(Input)
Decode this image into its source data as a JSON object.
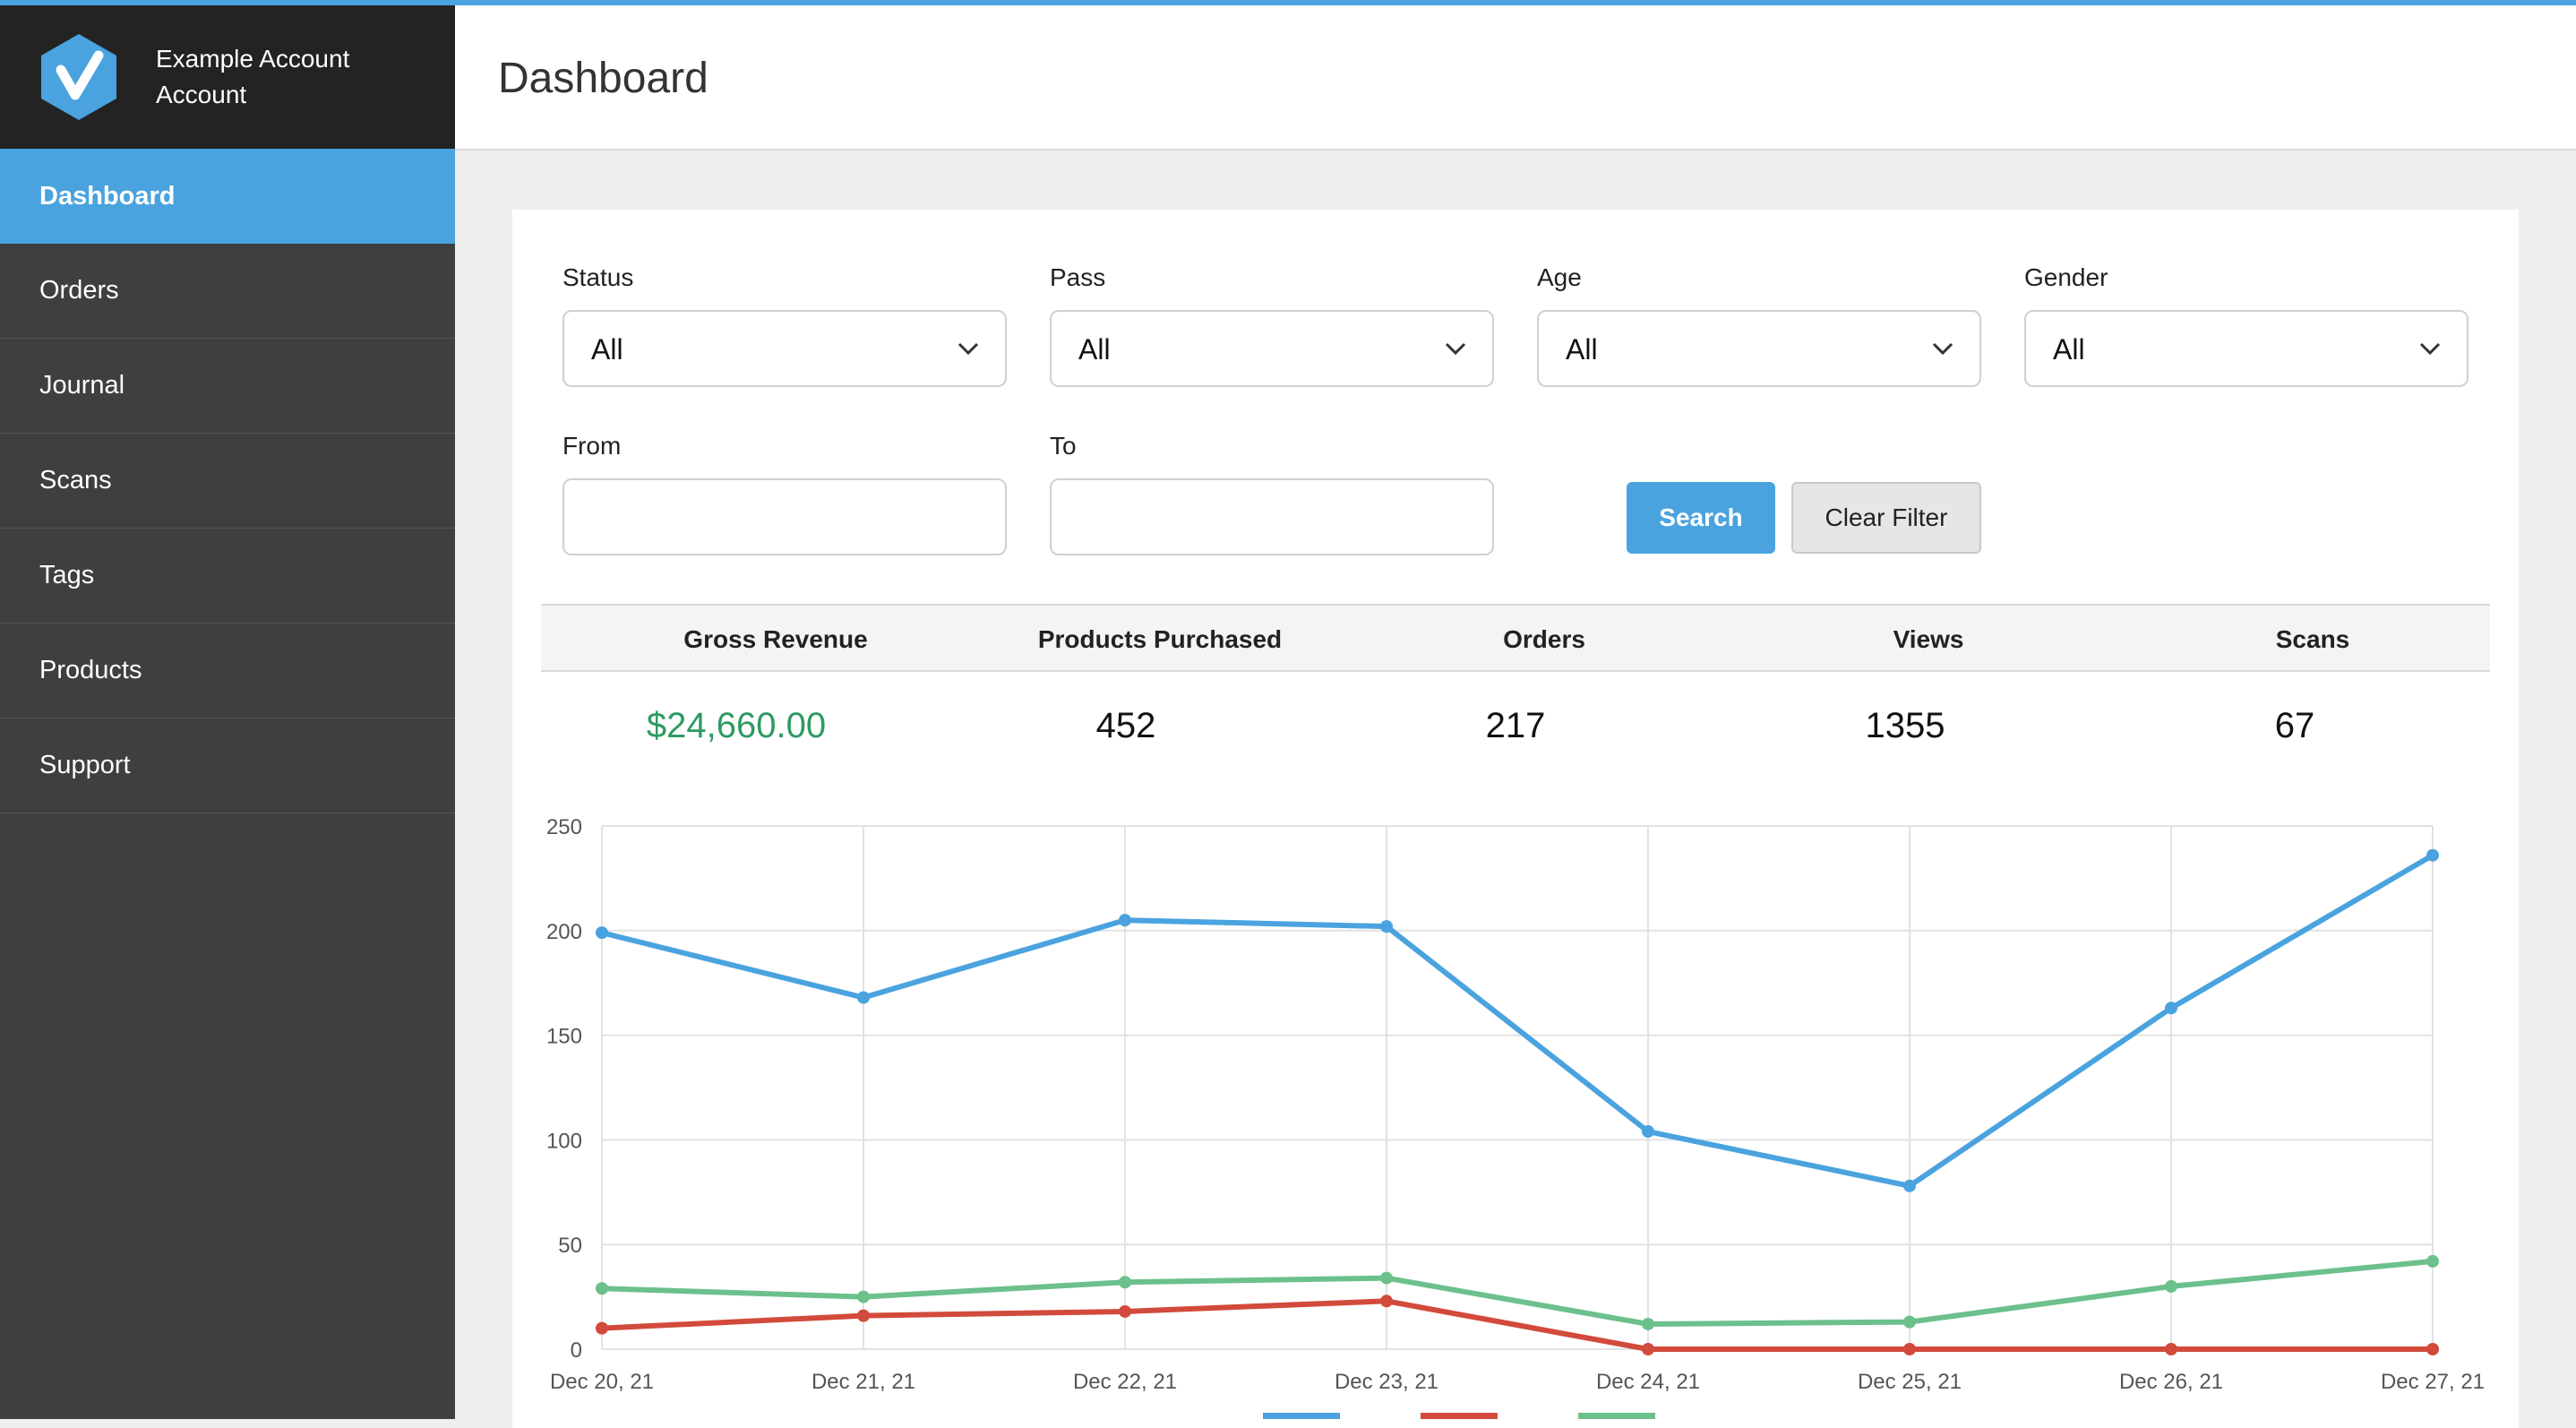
{
  "account": {
    "name": "Example Account",
    "role": "Account"
  },
  "sidebar": {
    "items": [
      {
        "label": "Dashboard",
        "active": true
      },
      {
        "label": "Orders"
      },
      {
        "label": "Journal"
      },
      {
        "label": "Scans"
      },
      {
        "label": "Tags"
      },
      {
        "label": "Products"
      },
      {
        "label": "Support"
      }
    ]
  },
  "header": {
    "title": "Dashboard"
  },
  "filters": {
    "status": {
      "label": "Status",
      "value": "All"
    },
    "pass": {
      "label": "Pass",
      "value": "All"
    },
    "age": {
      "label": "Age",
      "value": "All"
    },
    "gender": {
      "label": "Gender",
      "value": "All"
    },
    "from": {
      "label": "From",
      "value": ""
    },
    "to": {
      "label": "To",
      "value": ""
    },
    "search_label": "Search",
    "clear_label": "Clear Filter"
  },
  "stats": {
    "gross_revenue": {
      "label": "Gross Revenue",
      "value": "$24,660.00"
    },
    "products_purchased": {
      "label": "Products Purchased",
      "value": "452"
    },
    "orders": {
      "label": "Orders",
      "value": "217"
    },
    "views": {
      "label": "Views",
      "value": "1355"
    },
    "scans": {
      "label": "Scans",
      "value": "67"
    }
  },
  "colors": {
    "accent": "#4aa3df",
    "money": "#2e9a62",
    "series_blue": "#4aa3df",
    "series_red": "#d24a3b",
    "series_green": "#6cc08c"
  },
  "chart_data": {
    "type": "line",
    "categories": [
      "Dec 20, 21",
      "Dec 21, 21",
      "Dec 22, 21",
      "Dec 23, 21",
      "Dec 24, 21",
      "Dec 25, 21",
      "Dec 26, 21",
      "Dec 27, 21"
    ],
    "ylim": [
      0,
      250
    ],
    "yticks": [
      0,
      50,
      100,
      150,
      200,
      250
    ],
    "grid": true,
    "legend": "bottom",
    "series": [
      {
        "color": "#4aa3df",
        "values": [
          199,
          168,
          205,
          202,
          104,
          78,
          163,
          236
        ]
      },
      {
        "color": "#d24a3b",
        "values": [
          10,
          16,
          18,
          23,
          0,
          0,
          0,
          0
        ]
      },
      {
        "color": "#6cc08c",
        "values": [
          29,
          25,
          32,
          34,
          12,
          13,
          30,
          42
        ]
      }
    ]
  }
}
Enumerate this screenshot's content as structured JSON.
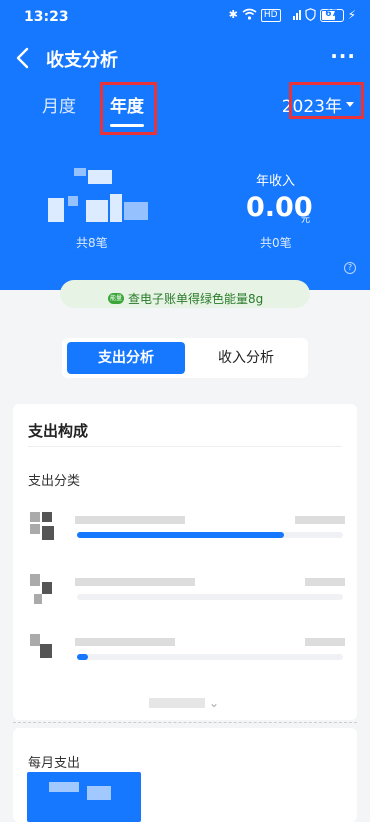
{
  "status_bar": {
    "time": "13:23",
    "hd_label": "HD",
    "signal_label": "5G",
    "battery_level": "67"
  },
  "nav": {
    "title": "收支分析",
    "more_label": "···"
  },
  "tabs": {
    "month": "月度",
    "year": "年度"
  },
  "year_selector": {
    "value": "2023年"
  },
  "summary": {
    "expense_count": "共8笔",
    "income_label": "年收入",
    "income_value": "0.00",
    "income_unit": "元",
    "income_count": "共0笔",
    "help_icon": "?"
  },
  "banner": {
    "badge": "能量",
    "text": "查电子账单得绿色能量8g"
  },
  "segment": {
    "expense": "支出分析",
    "income": "收入分析"
  },
  "composition": {
    "title": "支出构成",
    "category_title": "支出分类",
    "rows": [
      {
        "bar_fraction": 0.78
      },
      {
        "bar_fraction": 0.0
      },
      {
        "bar_fraction": 0.04
      }
    ],
    "expand_chevron": "⌄"
  },
  "monthly": {
    "title": "每月支出"
  },
  "colors": {
    "primary": "#1677ff",
    "highlight_box": "#e8333a",
    "energy_green": "#3aa63a"
  }
}
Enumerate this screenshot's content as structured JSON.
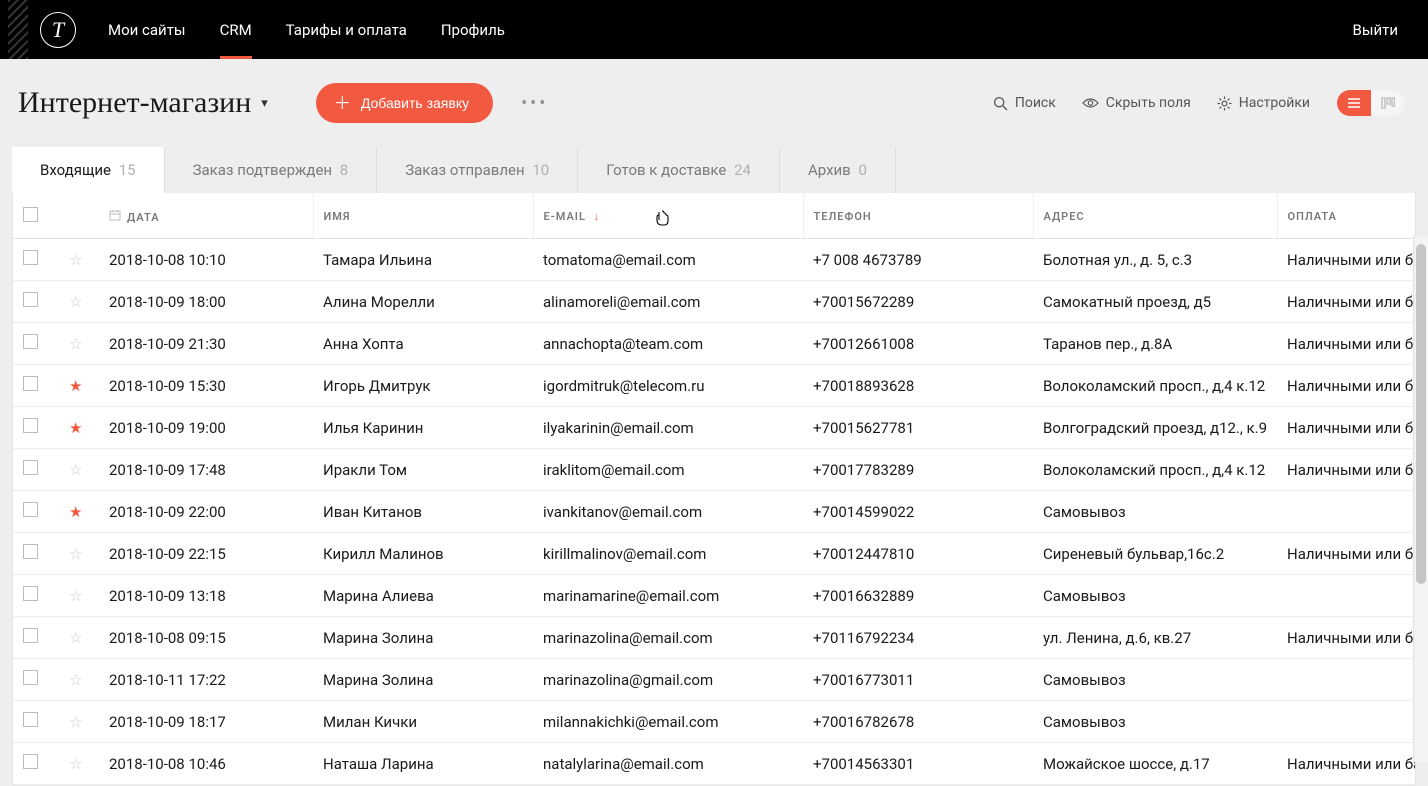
{
  "topnav": {
    "items": [
      {
        "label": "Мои сайты",
        "active": false
      },
      {
        "label": "CRM",
        "active": true
      },
      {
        "label": "Тарифы и оплата",
        "active": false
      },
      {
        "label": "Профиль",
        "active": false
      }
    ],
    "logout": "Выйти"
  },
  "header": {
    "title": "Интернет-магазин",
    "add_button": "Добавить заявку",
    "search": "Поиск",
    "hide_fields": "Скрыть поля",
    "settings": "Настройки"
  },
  "tabs": [
    {
      "label": "Входящие",
      "count": "15",
      "active": true
    },
    {
      "label": "Заказ подтвержден",
      "count": "8",
      "active": false
    },
    {
      "label": "Заказ отправлен",
      "count": "10",
      "active": false
    },
    {
      "label": "Готов к доставке",
      "count": "24",
      "active": false
    },
    {
      "label": "Архив",
      "count": "0",
      "active": false
    }
  ],
  "columns": {
    "date": "ДАТА",
    "name": "ИМЯ",
    "email": "E-MAIL",
    "phone": "ТЕЛЕФОН",
    "address": "АДРЕС",
    "payment": "ОПЛАТА"
  },
  "rows": [
    {
      "star": false,
      "date": "2018-10-08 10:10",
      "name": "Тамара Ильина",
      "email": "tomatoma@email.com",
      "phone": "+7 008 4673789",
      "address": "Болотная ул., д. 5, с.3",
      "payment": "Наличными или ба"
    },
    {
      "star": false,
      "date": "2018-10-09 18:00",
      "name": "Алина Морелли",
      "email": "alinamoreli@email.com",
      "phone": "+70015672289",
      "address": "Самокатный проезд, д5",
      "payment": "Наличными или ба"
    },
    {
      "star": false,
      "date": "2018-10-09 21:30",
      "name": "Анна Хопта",
      "email": "annachopta@team.com",
      "phone": "+70012661008",
      "address": "Таранов пер., д.8А",
      "payment": "Наличными или ба"
    },
    {
      "star": true,
      "date": "2018-10-09 15:30",
      "name": "Игорь Дмитрук",
      "email": "igordmitruk@telecom.ru",
      "phone": "+70018893628",
      "address": "Волоколамский просп., д,4 к.12",
      "payment": "Наличными или ба"
    },
    {
      "star": true,
      "date": "2018-10-09 19:00",
      "name": "Илья Каринин",
      "email": "ilyakarinin@email.com",
      "phone": "+70015627781",
      "address": "Волгоградский проезд, д12., к.9",
      "payment": "Наличными или ба"
    },
    {
      "star": false,
      "date": "2018-10-09 17:48",
      "name": "Иракли Том",
      "email": "iraklitom@email.com",
      "phone": "+70017783289",
      "address": "Волоколамский просп., д,4 к.12",
      "payment": "Наличными или ба"
    },
    {
      "star": true,
      "date": "2018-10-09 22:00",
      "name": "Иван Китанов",
      "email": "ivankitanov@email.com",
      "phone": "+70014599022",
      "address": "Самовывоз",
      "payment": ""
    },
    {
      "star": false,
      "date": "2018-10-09 22:15",
      "name": "Кирилл Малинов",
      "email": "kirillmalinov@email.com",
      "phone": "+70012447810",
      "address": "Сиреневый бульвар,16с.2",
      "payment": "Наличными или ба"
    },
    {
      "star": false,
      "date": "2018-10-09 13:18",
      "name": "Марина Алиева",
      "email": "marinamarine@email.com",
      "phone": "+70016632889",
      "address": "Самовывоз",
      "payment": ""
    },
    {
      "star": false,
      "date": "2018-10-08 09:15",
      "name": "Марина Золина",
      "email": "marinazolina@email.com",
      "phone": "+70116792234",
      "address": "ул. Ленина, д.6, кв.27",
      "payment": "Наличными или ба"
    },
    {
      "star": false,
      "date": "2018-10-11 17:22",
      "name": "Марина Золина",
      "email": "marinazolina@gmail.com",
      "phone": "+70016773011",
      "address": "Самовывоз",
      "payment": ""
    },
    {
      "star": false,
      "date": "2018-10-09 18:17",
      "name": "Милан Кички",
      "email": "milannakichki@email.com",
      "phone": "+70016782678",
      "address": "Самовывоз",
      "payment": ""
    },
    {
      "star": false,
      "date": "2018-10-08 10:46",
      "name": "Наташа Ларина",
      "email": "natalylarina@email.com",
      "phone": "+70014563301",
      "address": "Можайское шоссе, д.17",
      "payment": "Наличными или ба"
    }
  ]
}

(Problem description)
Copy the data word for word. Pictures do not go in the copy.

(Answer)
Decode this image into its source data as a JSON object.
{
  "account": {
    "name": "Example Account",
    "role": "Account"
  },
  "sidebar": {
    "items": [
      {
        "label": "Dashboard",
        "active": true
      },
      {
        "label": "Orders"
      },
      {
        "label": "Journal"
      },
      {
        "label": "Scans"
      },
      {
        "label": "Tags"
      },
      {
        "label": "Products"
      },
      {
        "label": "Support"
      }
    ]
  },
  "header": {
    "title": "Dashboard"
  },
  "filters": {
    "status": {
      "label": "Status",
      "value": "All"
    },
    "pass": {
      "label": "Pass",
      "value": "All"
    },
    "age": {
      "label": "Age",
      "value": "All"
    },
    "gender": {
      "label": "Gender",
      "value": "All"
    },
    "from": {
      "label": "From",
      "value": ""
    },
    "to": {
      "label": "To",
      "value": ""
    },
    "search_label": "Search",
    "clear_label": "Clear Filter"
  },
  "stats": {
    "gross_revenue": {
      "label": "Gross Revenue",
      "value": "$24,660.00"
    },
    "products_purchased": {
      "label": "Products Purchased",
      "value": "452"
    },
    "orders": {
      "label": "Orders",
      "value": "217"
    },
    "views": {
      "label": "Views",
      "value": "1355"
    },
    "scans": {
      "label": "Scans",
      "value": "67"
    }
  },
  "colors": {
    "accent": "#4aa3df",
    "money": "#2e9a62",
    "series_blue": "#4aa3df",
    "series_red": "#d24a3b",
    "series_green": "#6cc08c"
  },
  "chart_data": {
    "type": "line",
    "categories": [
      "Dec 20, 21",
      "Dec 21, 21",
      "Dec 22, 21",
      "Dec 23, 21",
      "Dec 24, 21",
      "Dec 25, 21",
      "Dec 26, 21",
      "Dec 27, 21"
    ],
    "ylim": [
      0,
      250
    ],
    "yticks": [
      0,
      50,
      100,
      150,
      200,
      250
    ],
    "grid": true,
    "legend": "bottom",
    "series": [
      {
        "color": "#4aa3df",
        "values": [
          199,
          168,
          205,
          202,
          104,
          78,
          163,
          236
        ]
      },
      {
        "color": "#d24a3b",
        "values": [
          10,
          16,
          18,
          23,
          0,
          0,
          0,
          0
        ]
      },
      {
        "color": "#6cc08c",
        "values": [
          29,
          25,
          32,
          34,
          12,
          13,
          30,
          42
        ]
      }
    ]
  }
}
Enumerate this screenshot's content as structured JSON.
{
  "status_bar": {
    "time": "13:23",
    "hd_label": "HD",
    "signal_label": "5G",
    "battery_level": "67"
  },
  "nav": {
    "title": "收支分析",
    "more_label": "···"
  },
  "tabs": {
    "month": "月度",
    "year": "年度"
  },
  "year_selector": {
    "value": "2023年"
  },
  "summary": {
    "expense_count": "共8笔",
    "income_label": "年收入",
    "income_value": "0.00",
    "income_unit": "元",
    "income_count": "共0笔",
    "help_icon": "?"
  },
  "banner": {
    "badge": "能量",
    "text": "查电子账单得绿色能量8g"
  },
  "segment": {
    "expense": "支出分析",
    "income": "收入分析"
  },
  "composition": {
    "title": "支出构成",
    "category_title": "支出分类",
    "rows": [
      {
        "bar_fraction": 0.78
      },
      {
        "bar_fraction": 0.0
      },
      {
        "bar_fraction": 0.04
      }
    ],
    "expand_chevron": "⌄"
  },
  "monthly": {
    "title": "每月支出"
  },
  "colors": {
    "primary": "#1677ff",
    "highlight_box": "#e8333a",
    "energy_green": "#3aa63a"
  }
}
Enumerate this screenshot's content as structured JSON.
{
  "topnav": {
    "items": [
      {
        "label": "Мои сайты",
        "active": false
      },
      {
        "label": "CRM",
        "active": true
      },
      {
        "label": "Тарифы и оплата",
        "active": false
      },
      {
        "label": "Профиль",
        "active": false
      }
    ],
    "logout": "Выйти"
  },
  "header": {
    "title": "Интернет-магазин",
    "add_button": "Добавить заявку",
    "search": "Поиск",
    "hide_fields": "Скрыть поля",
    "settings": "Настройки"
  },
  "tabs": [
    {
      "label": "Входящие",
      "count": "15",
      "active": true
    },
    {
      "label": "Заказ подтвержден",
      "count": "8",
      "active": false
    },
    {
      "label": "Заказ отправлен",
      "count": "10",
      "active": false
    },
    {
      "label": "Готов к доставке",
      "count": "24",
      "active": false
    },
    {
      "label": "Архив",
      "count": "0",
      "active": false
    }
  ],
  "columns": {
    "date": "ДАТА",
    "name": "ИМЯ",
    "email": "E-MAIL",
    "phone": "ТЕЛЕФОН",
    "address": "АДРЕС",
    "payment": "ОПЛАТА"
  },
  "rows": [
    {
      "star": false,
      "date": "2018-10-08 10:10",
      "name": "Тамара Ильина",
      "email": "tomatoma@email.com",
      "phone": "+7 008 4673789",
      "address": "Болотная ул., д. 5, с.3",
      "payment": "Наличными или ба"
    },
    {
      "star": false,
      "date": "2018-10-09 18:00",
      "name": "Алина Морелли",
      "email": "alinamoreli@email.com",
      "phone": "+70015672289",
      "address": "Самокатный проезд, д5",
      "payment": "Наличными или ба"
    },
    {
      "star": false,
      "date": "2018-10-09 21:30",
      "name": "Анна Хопта",
      "email": "annachopta@team.com",
      "phone": "+70012661008",
      "address": "Таранов пер., д.8А",
      "payment": "Наличными или ба"
    },
    {
      "star": true,
      "date": "2018-10-09 15:30",
      "name": "Игорь Дмитрук",
      "email": "igordmitruk@telecom.ru",
      "phone": "+70018893628",
      "address": "Волоколамский просп., д,4 к.12",
      "payment": "Наличными или ба"
    },
    {
      "star": true,
      "date": "2018-10-09 19:00",
      "name": "Илья Каринин",
      "email": "ilyakarinin@email.com",
      "phone": "+70015627781",
      "address": "Волгоградский проезд, д12., к.9",
      "payment": "Наличными или ба"
    },
    {
      "star": false,
      "date": "2018-10-09 17:48",
      "name": "Иракли Том",
      "email": "iraklitom@email.com",
      "phone": "+70017783289",
      "address": "Волоколамский просп., д,4 к.12",
      "payment": "Наличными или ба"
    },
    {
      "star": true,
      "date": "2018-10-09 22:00",
      "name": "Иван Китанов",
      "email": "ivankitanov@email.com",
      "phone": "+70014599022",
      "address": "Самовывоз",
      "payment": ""
    },
    {
      "star": false,
      "date": "2018-10-09 22:15",
      "name": "Кирилл Малинов",
      "email": "kirillmalinov@email.com",
      "phone": "+70012447810",
      "address": "Сиреневый бульвар,16с.2",
      "payment": "Наличными или ба"
    },
    {
      "star": false,
      "date": "2018-10-09 13:18",
      "name": "Марина Алиева",
      "email": "marinamarine@email.com",
      "phone": "+70016632889",
      "address": "Самовывоз",
      "payment": ""
    },
    {
      "star": false,
      "date": "2018-10-08 09:15",
      "name": "Марина Золина",
      "email": "marinazolina@email.com",
      "phone": "+70116792234",
      "address": "ул. Ленина, д.6, кв.27",
      "payment": "Наличными или ба"
    },
    {
      "star": false,
      "date": "2018-10-11 17:22",
      "name": "Марина Золина",
      "email": "marinazolina@gmail.com",
      "phone": "+70016773011",
      "address": "Самовывоз",
      "payment": ""
    },
    {
      "star": false,
      "date": "2018-10-09 18:17",
      "name": "Милан Кички",
      "email": "milannakichki@email.com",
      "phone": "+70016782678",
      "address": "Самовывоз",
      "payment": ""
    },
    {
      "star": false,
      "date": "2018-10-08 10:46",
      "name": "Наташа Ларина",
      "email": "natalylarina@email.com",
      "phone": "+70014563301",
      "address": "Можайское шоссе, д.17",
      "payment": "Наличными или ба"
    }
  ]
}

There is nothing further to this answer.